As we wind down the year, I thought it fitting to run the numbers. Drum Roll please . . . .
As Piedmont is a small town, it's easy to create a snapshot of the activity as compared to years prior, and for Piedmont Sellers, (as well as for Sellers throughout the East Bay) the news remains strong. For Buyers, it's somewhat tougher to bear.
As of today, 138 Piedmont properties have transferred ownership in 2021, and another three are pending. Additionally, three homes are currently active, per the MLS (Multiple Listing Service), although two of them are priced well out of reach for most hardworking folks, with the most expensive listing in 2021 clocking in at a whopping $19,850,000; the highest list price ever (by a fair margin) for a house in Piedmont. (Rumor has it that several Buyers circled and one strong offer was rejected, but this may be too far a bridge to cross. Time will tell.)
Setting a new bar, the highest sale in 2021 was for an off-market opportunity on Indian Road that traded for $10 million, or $1,622.32 a square foot, which also represents the highest price-per-square foot sale this year in Piedmont.

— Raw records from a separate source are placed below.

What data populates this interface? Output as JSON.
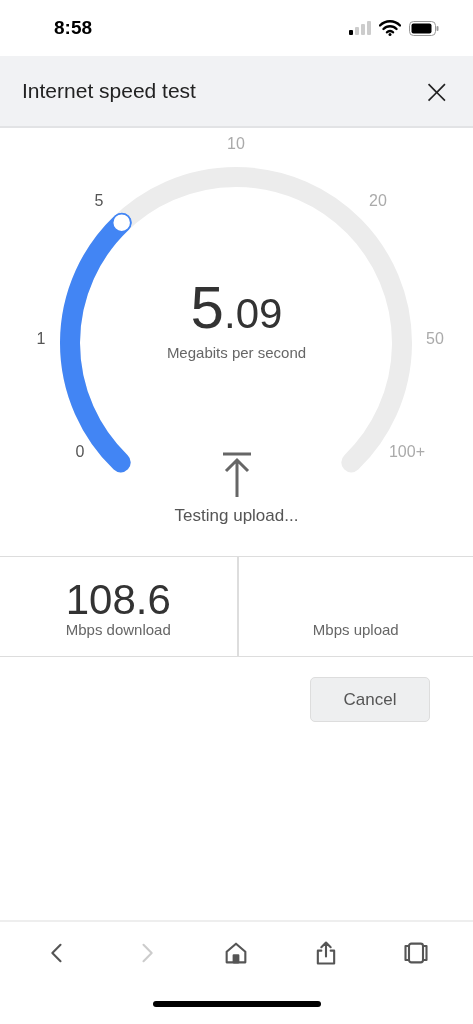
{
  "status_bar": {
    "time": "8:58"
  },
  "header": {
    "title": "Internet speed test",
    "close": "×"
  },
  "gauge": {
    "ticks": [
      "0",
      "1",
      "5",
      "10",
      "20",
      "50",
      "100+"
    ],
    "reading_whole": "5",
    "reading_fraction": ".09",
    "unit": "Megabits per second",
    "status": "Testing upload..."
  },
  "results": [
    {
      "value": "108.6",
      "label": "Mbps download"
    },
    {
      "label": "Mbps upload"
    }
  ],
  "buttons": [
    {
      "label": "Cancel"
    }
  ],
  "toolbar": [
    {
      "kind": "back",
      "disabled": false
    },
    {
      "kind": "forward",
      "disabled": true
    },
    {
      "kind": "home",
      "disabled": false
    },
    {
      "kind": "share",
      "disabled": false
    },
    {
      "kind": "tabs",
      "disabled": false
    }
  ]
}
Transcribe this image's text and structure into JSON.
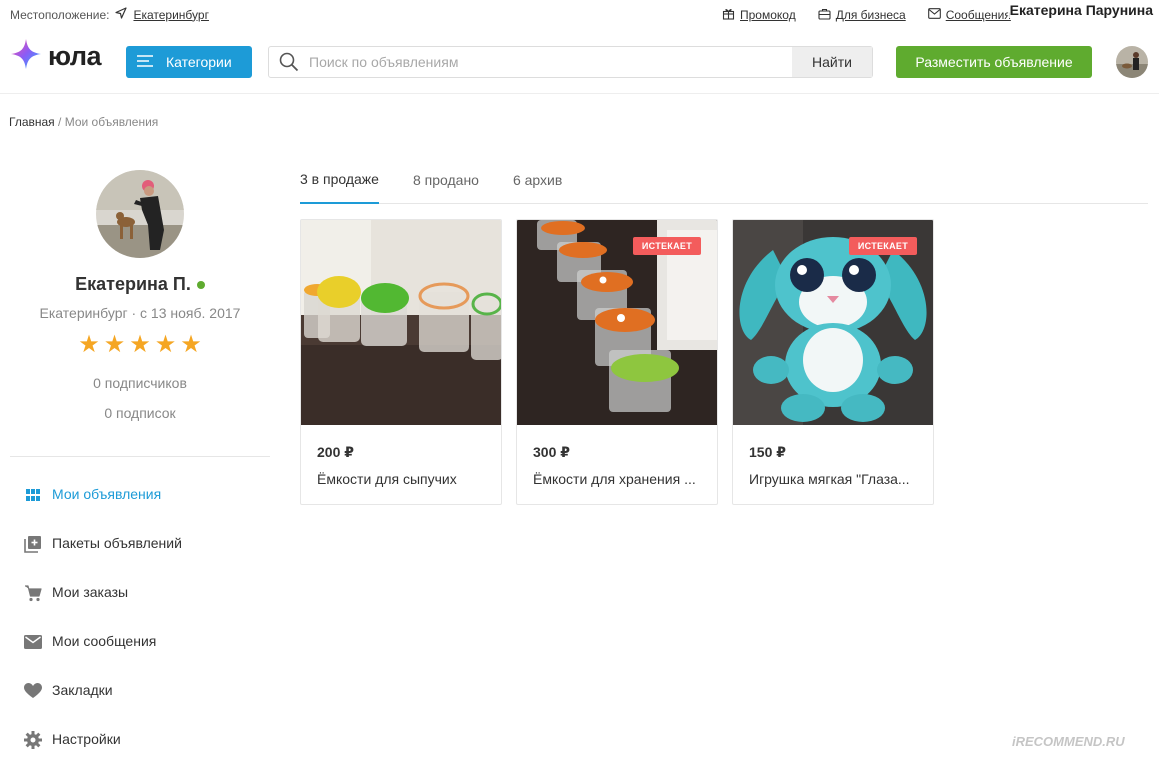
{
  "topbar": {
    "location_label": "Местоположение:",
    "city": "Екатеринбург",
    "links": [
      {
        "label": "Промокод",
        "icon": "gift-icon"
      },
      {
        "label": "Для бизнеса",
        "icon": "briefcase-icon"
      },
      {
        "label": "Сообщения",
        "icon": "envelope-icon"
      }
    ],
    "username_overlay": "Екатерина Парунина"
  },
  "header": {
    "logo_text": "юла",
    "categories_label": "Категории",
    "search_placeholder": "Поиск по объявлениям",
    "search_button": "Найти",
    "post_button": "Разместить объявление"
  },
  "breadcrumb": {
    "home": "Главная",
    "separator": " / ",
    "current": "Мои объявления"
  },
  "profile": {
    "name": "Екатерина П.",
    "meta": "Екатеринбург · с 13 нояб. 2017",
    "rating": 5,
    "star_glyph": "★",
    "followers": "0 подписчиков",
    "following": "0 подписок"
  },
  "menu": [
    {
      "label": "Мои объявления",
      "icon": "grid-icon",
      "active": true
    },
    {
      "label": "Пакеты объявлений",
      "icon": "stack-plus-icon",
      "active": false
    },
    {
      "label": "Мои заказы",
      "icon": "cart-icon",
      "active": false
    },
    {
      "label": "Мои сообщения",
      "icon": "envelope-icon",
      "active": false
    },
    {
      "label": "Закладки",
      "icon": "heart-icon",
      "active": false
    },
    {
      "label": "Настройки",
      "icon": "gear-icon",
      "active": false
    }
  ],
  "tabs": [
    {
      "label": "3 в продаже",
      "active": true
    },
    {
      "label": "8 продано",
      "active": false
    },
    {
      "label": "6 архив",
      "active": false
    }
  ],
  "listings": [
    {
      "price": "200 ₽",
      "title": "Ёмкости для сыпучих",
      "badge": ""
    },
    {
      "price": "300 ₽",
      "title": "Ёмкости для хранения ...",
      "badge": "ИСТЕКАЕТ"
    },
    {
      "price": "150 ₽",
      "title": "Игрушка мягкая \"Глаза...",
      "badge": "ИСТЕКАЕТ"
    }
  ],
  "watermark": "iRECOMMEND.RU",
  "colors": {
    "accent": "#1d9bd7",
    "post_button": "#5fab2f",
    "badge": "#f35c5c",
    "stars": "#f5a623"
  }
}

On the flip side, the most affordable house in Piedmont in 2021 was a fixer opportunity on Sunnyside for $1,215,000.
The 2021 median priced home in Piedmont was $2,775,000, while the average sales prices topped $3 million dollars or $3,100,216 to be precise. In short, Piedmont got very pricey. Which isn't to say that our fair hamlet hasn't always been the "Emerald City" to some extent, but that Piedmont real estate (like most residential real estate) got more expensive in the face of COVID, and for many of us in the industry, that was a surprise as well as a relief. (As you might expect, commercial real estate took a beating in many sectors.)
In fact, the extended pandemic, along with historically low interest rates, coupled with decades-in-the-making supply & demand inequities, created the "perfect storm" for Sellers seeking to max out their investments and move elsewhere. Consequently, there were a higher number of sales.
By way of comparison, 2020 (which saw the start of COVID-19) reported 128 homes transferred ownership, at an average selling price of $2,806,311, and a median sales price of $2,600,000. Already expensive by any measurable standards, 2021 prices moved well north of those in 2020, even though more homes hit the block.
So what's in store in 2022? That's anybody's guess (and well beyond my prognosticating powers) but even as interest rates are expected to adjust upwards, and even though inflation has reared its ugly head, housing prices will likely expand as well (at least in the short term) making Piedmont less affordable for many, while pricing many other Buyers out altogether. (What else is new?!?)
In the meantime, the City of Piedmont has been charged with creating nearly 600 new housing units in the next several years - many of them designated for "affordable housing" - to meet the growing population demands and changing demographics of our state. This seems a well-intentioned goal, but an uphill battle given the limited space and boundaries of a small town like Piedmont. In other words, it's going to be heavy lifting to be sure, while the town seeks to be MORE inclusive - not less. We wish them well.
Along that vein, many Agents are questioning the widely-used practice of submitting "Buyer love letters" that came into fashion as multiple offers emerged. (The state of Oregon has banned them altogether and I hope many others will follow suit.) Just as Agents seek to differentiate themselves from one another, Buyers did as well, often submitting photos of their kids and pets, alongside gushing letters that sought to stand out from the pack - and often, they did. But, admittedly, they also often created intentional or unintentional bias on the part of the Sellers (and sometimes their Agents; a BIG NO-NO!). Given that home sales tend to be emotional, the idea that Sellers often looked for a profile that mirrored their own when they bought the house was a very human response, but it wasn't necessarily in their best interests.
"We moved in with two young children and we want the house to go to a young family . . . "
We hear you, but we want to encourage you to set those feelings aside and take the best offer in hand WITH the best terms (clean terms cannot be understated), if for no other reason than it will protect you from charges of racism, sexism, ageism, etc., and that's as it should be. The transfer of homes should be color blind, gender blind, and nondiscriminatory in every sense of the word. In a world that's experiencing a long overdue correction and reckoning, let's all aspire to be part of the solution, instead of part of the problem.
How can we help you?
Julie Gardner, has been writing The Perspective for 15 years and has published more than 600 essays. She is also a frequent contributor to the Sound Off column in the Real Estate section of The San Francisco Chronicle.